VANCOUVER — Vancouver business owners and advocates are urging the city to install more public toilets and extend hours of existing facilities.
Many of the scarce city-operated automated public toilets close at 10 p.m. — long before bars close. That leads to public urination outside businesses, leaving owners to clean up with bleach and power-washing outside their doorways or risk having customers avoid the area.
Downtown Vancouver Business Improvement Association CEO Charles Gauthier said public urination, along with homelessness and property crime, are topics that arise whenever his organization surveys its thousands of members.
“It’s not just homeless people who need the public washrooms,” Gauthier said. “People go to bars and nightclubs, and they tend to go — mostly men — to the back lanes to relieve themselves. That’s one of the concerns that our business members have.”
Ann Chan, an employee at the Opticana Eyewear store at 570 Seymour St., said she and others in her store often have to clean outside the store because people have urinated there.

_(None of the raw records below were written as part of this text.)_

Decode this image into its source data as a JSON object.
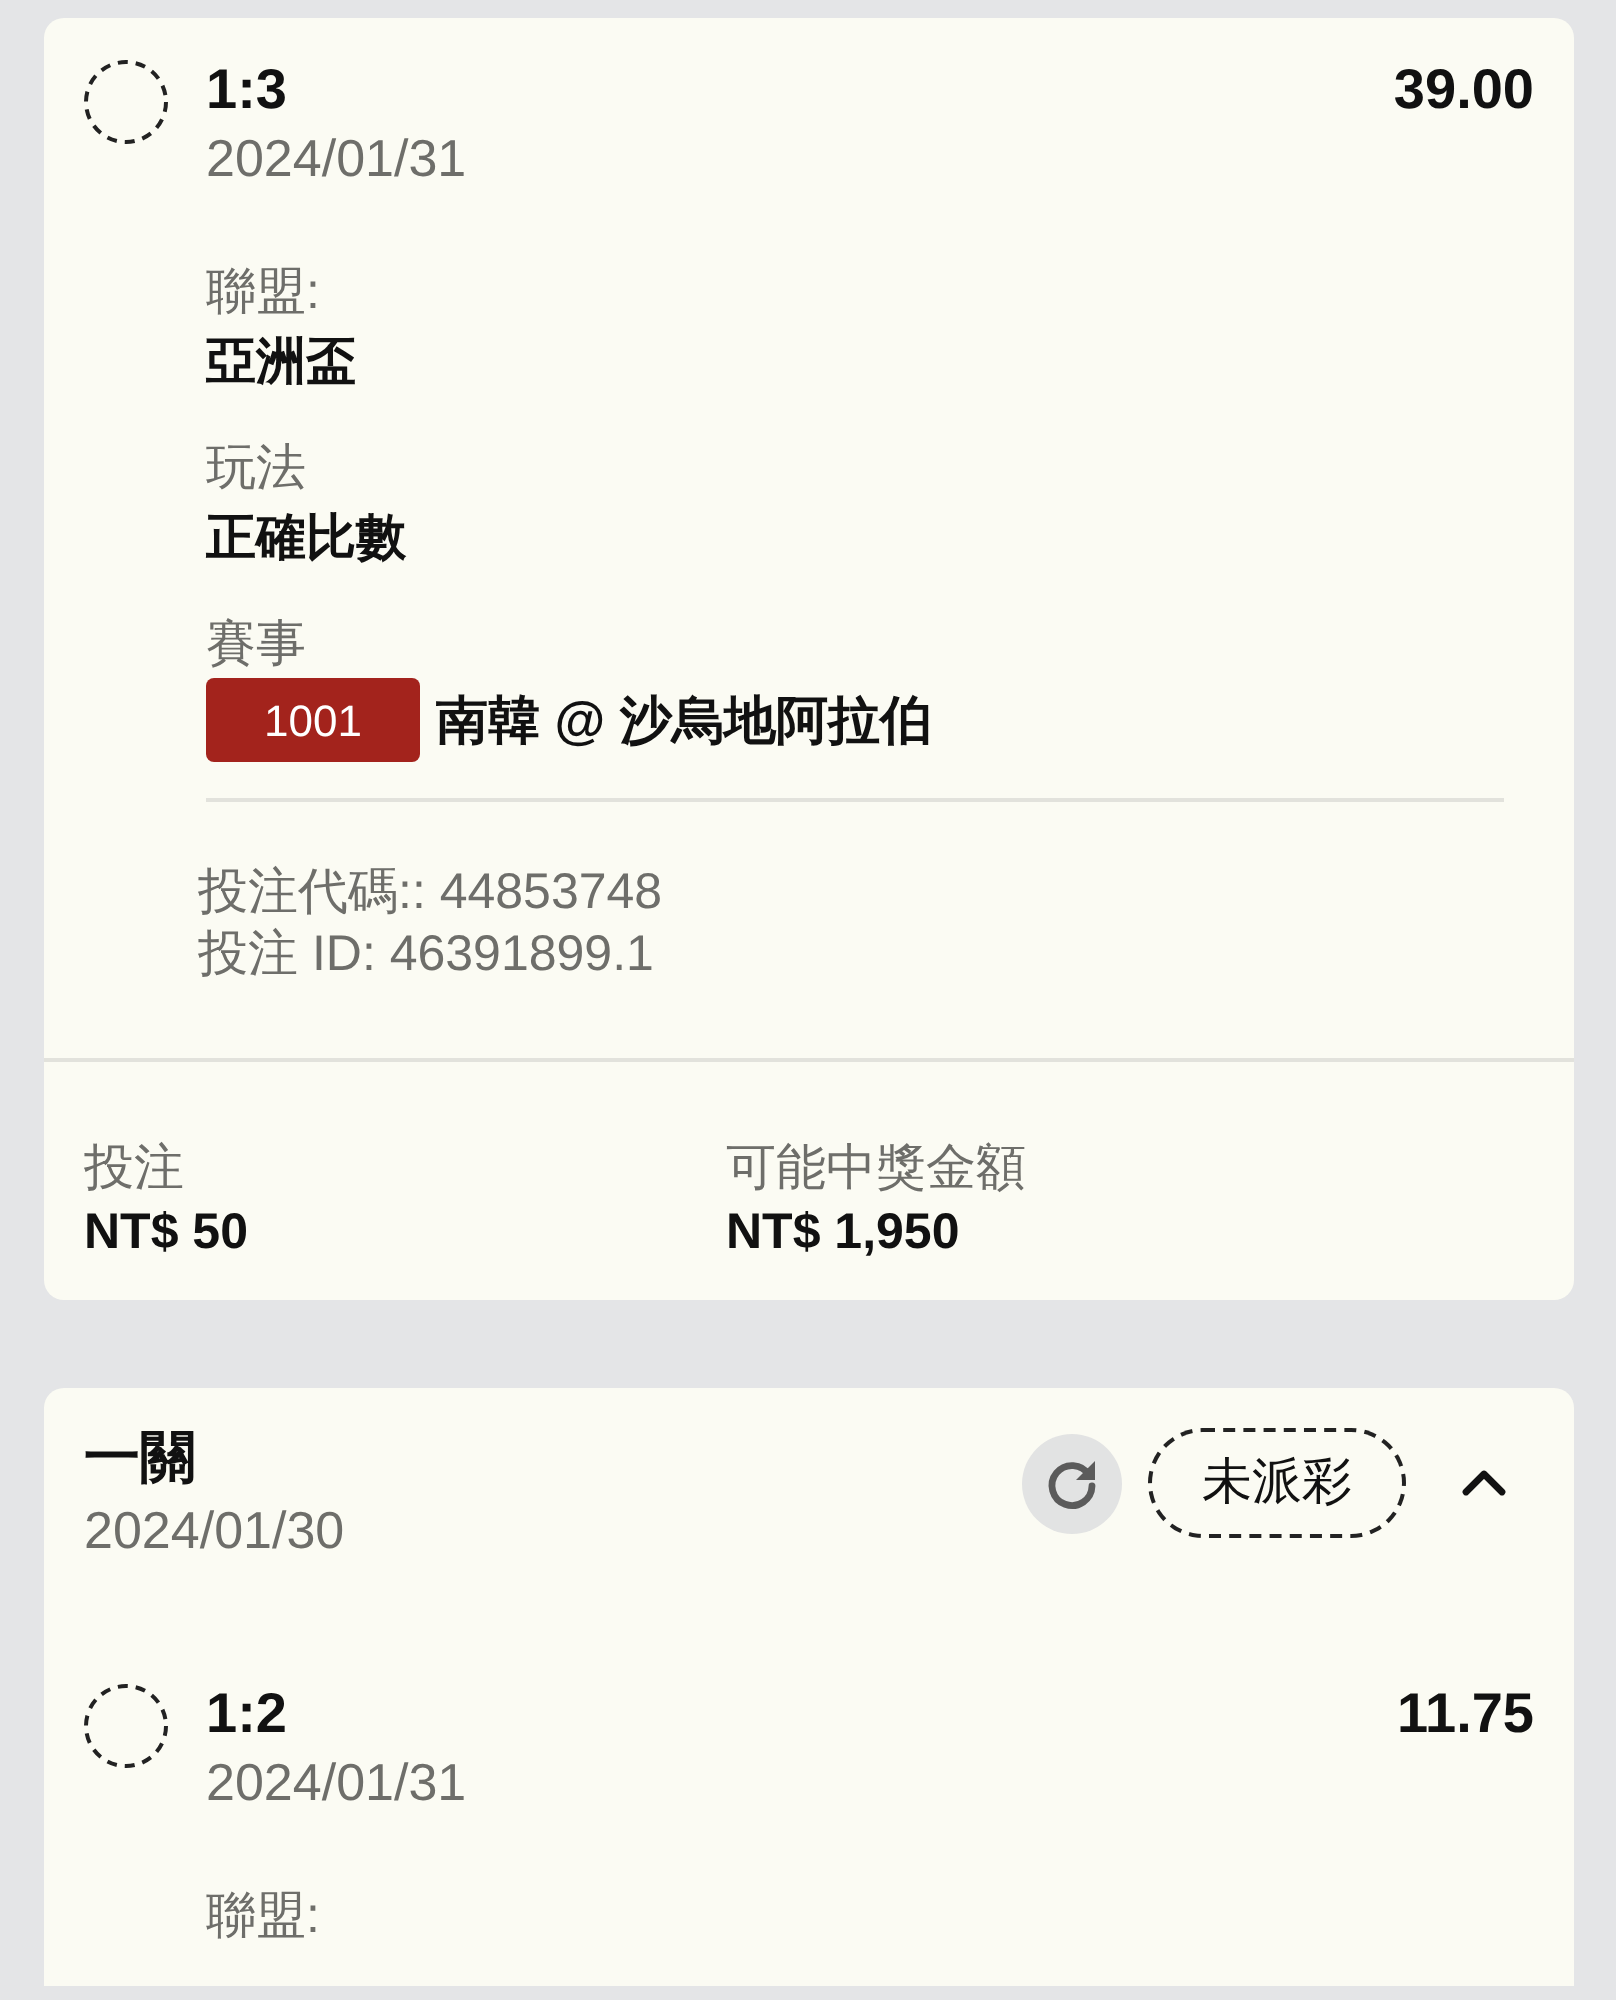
{
  "bets": [
    {
      "selections": [
        {
          "score": "1:3",
          "date": "2024/01/31",
          "odds": "39.00",
          "details": [
            {
              "label": "聯盟:",
              "value": "亞洲盃"
            },
            {
              "label": "玩法",
              "value": "正確比數"
            },
            {
              "label": "賽事",
              "match_code": "1001",
              "value": "南韓 @ 沙烏地阿拉伯"
            }
          ],
          "bet_code": "投注代碼:: 44853748",
          "bet_id": "投注 ID: 46391899.1"
        }
      ],
      "stake_label": "投注",
      "stake": "NT$ 50",
      "payout_label": "可能中獎金額",
      "payout": "NT$ 1,950"
    },
    {
      "title": "一關",
      "date": "2024/01/30",
      "status": "未派彩",
      "expanded": true,
      "selections": [
        {
          "score": "1:2",
          "date": "2024/01/31",
          "odds": "11.75",
          "details": [
            {
              "label": "聯盟:"
            }
          ]
        }
      ]
    }
  ]
}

“It’s probably once a week, or every two weeks,” she said. “It’s worse in the summer.”
It happens more often at the IGA store, on the northeast corner of Robson and Richards streets. “There’s urine outside in the corners at least three times a week,” said David Sullivan, the store’s owner. “The back alley is perpetual with everything you can think of — feces and urine.”
Weekends, he said, are the worst. His staff uses biodegradable bleach and splashes water to eliminate the smell. He agreed with Chan that the problem intensifies when weather gets warmer and that the situation can be “unbearable” in the summer.
The city operates a public toilet about half a block west of Sullivan’s store, but he said that the facility blends into the streetscape and many people are likely unaware it exists.
That is the only public toilet in the association’s region that is open 24 hours, according to city data. Another public toilet, near the art gallery on Howe Street near West Georgia Street, closes at 10 p.m. So does one at the corner of Robson and Granville streets. Others, such as one at Nelson and Howe streets, are not operating, the city said.
The city said it installed an evening timer to close some toilets at 10 p.m. because of “heavy abuse activity and vandalism.” Some city-owned washrooms have been identified as high-risk sites for drug use and overdoses, it said.
That is no excuse Gauthier said. He said he is “disappointed” that the washrooms are not open around the clock.
Heightening his concern is that there are some small longer-term encampments in his 90-block district, and he does not think the city is taking sufficient action to end homelessness.
“It’s a cop-out that our elected officials are not focused on addressing these issues, and they feel it’s appropriate that people can sleep in parks and sleep on sidewalks,” he said. “I think that needs to be addressed. I don’t think that’s where people should sleep. We should try to find some other solutions to this issue and offer people safe and clean temporary shelters.”
The city started installing the toilets on streets in the lead-up to the 2010 Olympic Games.